The standard and style of literacy were comparable to the medalet associated with Bishop Liudhard, who was in the entourage of Queen Bertha of Kent. It dawned on me that after Bishop Paulinus fled York in 633, following King Edwin’s death at the hands of Penda of Mercia, the See of York remained vacant until after the transition of the coinage to silver – or at least to pale gold.
Hence, there could be only one candidate as issuer of variety Cii of the York shilling. I carefully examined the inscription on my specimen, then unique, and, following the precedent of the Liudhard legend, was able to read Paulinus Ep, despite the literacy falling short of perfection – as indeed it does for the Liudhard piece.
Therefore, undoubtedly, my favourite coin is the ‘Paulinus shilling’, especially when paired with my gold shilling of Eadbald of Kent, which I speculate (in BNJ 89) was initiated by Paulinus’s colleague Mellitus.
Mellitus became Bishop of London from 604 to 616. When Eadbald came to the throne of Kent retained his paganism and exiled Mellitus. Soon after, he did convert. Mellitus returned to become Archbishop of Canterbury.
Both Paulinus and Mellitus would have a sophisticated understanding of the economic and symbolic uses of coins. I particularly favour the York coin, as it was found by a close neighbour. I featured the obverse image on the front covers of both of my Sylloge and my thesis.
It is difficult to know where to start! Of course, there are the other rare Northumbrian issuers: Æthelwald Moll, both with Æthelred and his joint issue with Ecgberht, and then Eardwulf.
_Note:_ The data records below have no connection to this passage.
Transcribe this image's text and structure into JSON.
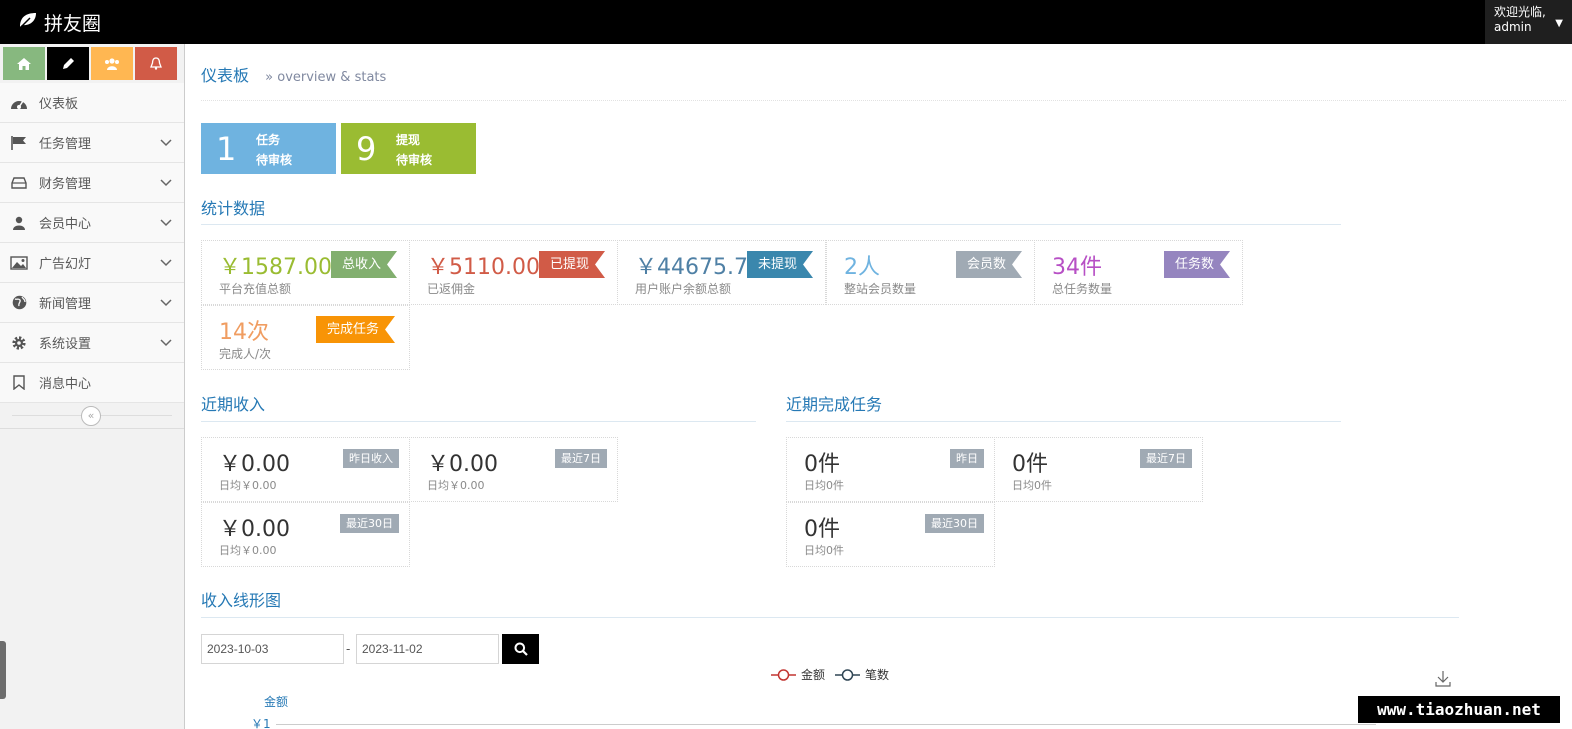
{
  "app": {
    "brand": "拼友圈"
  },
  "user": {
    "greeting": "欢迎光临,",
    "name": "admin"
  },
  "colors": {
    "green": "#87b87f",
    "orange": "#ffb752",
    "red": "#d15b47",
    "blue": "#6fb3e0",
    "olive": "#9abc32",
    "link": "#2679b5"
  },
  "shortcuts": [
    {
      "icon": "home-icon",
      "color": "#87b87f"
    },
    {
      "icon": "pencil-icon",
      "color": "#000000"
    },
    {
      "icon": "users-icon",
      "color": "#ffb752"
    },
    {
      "icon": "bell-icon",
      "color": "#d15b47"
    }
  ],
  "menu": [
    {
      "label": "仪表板",
      "icon": "dashboard-icon"
    },
    {
      "label": "任务管理",
      "icon": "flag-icon"
    },
    {
      "label": "财务管理",
      "icon": "hdd-icon"
    },
    {
      "label": "会员中心",
      "icon": "user-icon"
    },
    {
      "label": "广告幻灯",
      "icon": "picture-icon"
    },
    {
      "label": "新闻管理",
      "icon": "globe-icon"
    },
    {
      "label": "系统设置",
      "icon": "cog-icon"
    },
    {
      "label": "消息中心",
      "icon": "bookmark-icon"
    }
  ],
  "page": {
    "title": "仪表板",
    "subtitle": "» overview & stats"
  },
  "infoboxes": [
    {
      "number": "1",
      "line1": "任务",
      "line2": "待审核",
      "color": "#6fb3e0"
    },
    {
      "number": "9",
      "line1": "提现",
      "line2": "待审核",
      "color": "#9abc32"
    }
  ],
  "stats_title": "统计数据",
  "stats": [
    {
      "value": "￥1587.00",
      "desc": "平台充值总额",
      "tag": "总收入",
      "value_color": "#9abc32",
      "tag_color": "#82af6f"
    },
    {
      "value": "￥5110.00",
      "desc": "已返佣金",
      "tag": "已提现",
      "value_color": "#d15b47",
      "tag_color": "#d15b47"
    },
    {
      "value": "￥44675.71",
      "desc": "用户账户余额总额",
      "tag": "未提现",
      "value_color": "#4f80a5",
      "tag_color": "#3a87ad"
    },
    {
      "value": "2人",
      "desc": "整站会员数量",
      "tag": "会员数",
      "value_color": "#6fb3e0",
      "tag_color": "#a0aab4"
    },
    {
      "value": "34件",
      "desc": "总任务数量",
      "tag": "任务数",
      "value_color": "#b74fc5",
      "tag_color": "#9585bf"
    },
    {
      "value": "14次",
      "desc": "完成人/次",
      "tag": "完成任务",
      "value_color": "#f09d61",
      "tag_color": "#f89406"
    }
  ],
  "income": {
    "title": "近期收入",
    "items": [
      {
        "value": "￥0.00",
        "desc": "日均￥0.00",
        "badge": "昨日收入"
      },
      {
        "value": "￥0.00",
        "desc": "日均￥0.00",
        "badge": "最近7日"
      },
      {
        "value": "￥0.00",
        "desc": "日均￥0.00",
        "badge": "最近30日"
      }
    ]
  },
  "tasks": {
    "title": "近期完成任务",
    "items": [
      {
        "value": "0件",
        "desc": "日均0件",
        "badge": "昨日"
      },
      {
        "value": "0件",
        "desc": "日均0件",
        "badge": "最近7日"
      },
      {
        "value": "0件",
        "desc": "日均0件",
        "badge": "最近30日"
      }
    ]
  },
  "chart_section": {
    "title": "收入线形图",
    "date_from": "2023-10-03",
    "date_sep": "-",
    "date_to": "2023-11-02",
    "legend": [
      {
        "name": "金额",
        "color": "#c23531"
      },
      {
        "name": "笔数",
        "color": "#2f4554"
      }
    ],
    "yaxis_name": "金额",
    "ytick_partial": "￥1"
  },
  "watermark": "www.tiaozhuan.net"
}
Among the Southumbrian varieties, there are many rare types which exude charm. Series Q, with its affinity for the Northumbrian ‘fantastic beast’, is a particular favourite. Also, those coins in Series J, which when paired, tell the story of the triumph of Good over Evil – unless I’ve arranged them in the wrong sequence!
The Tony Abramson Collection of Dark Age Coinage is scheduled for auction at Spink.
Part I will include over 300 lots of choice early Anglo-Saxon gold shillings and silver pennies. The strength of the collection is in its broad coverage of this coinage. Many varieties are extremely elusive, and
Part II will include many lots of the highest rarity.
Future auctions will focus on:
- the coinage of Northumbria, offering collectors of this fascinating and literate series the opportunity to acquire many exceptional types, and
- Continental gold and silver of this early coinage found in England.
In all, the collection includes over 1,200 coins, previously housed at the Fitzwilliam Museum in Cambridge, many of which are unlikely to be made available to collectors again for a generation.
Spink are delighted to announce that that Tony’s prestigious and world-famous collection will form part of our Autumn 2020 and Spring 2021 auction programme. To be kept informed of further announcements about this exclusive cabinet, please contact Gregory Edmund, email@example.com, and follow further announcements via www.spink. com plus all our social media channels.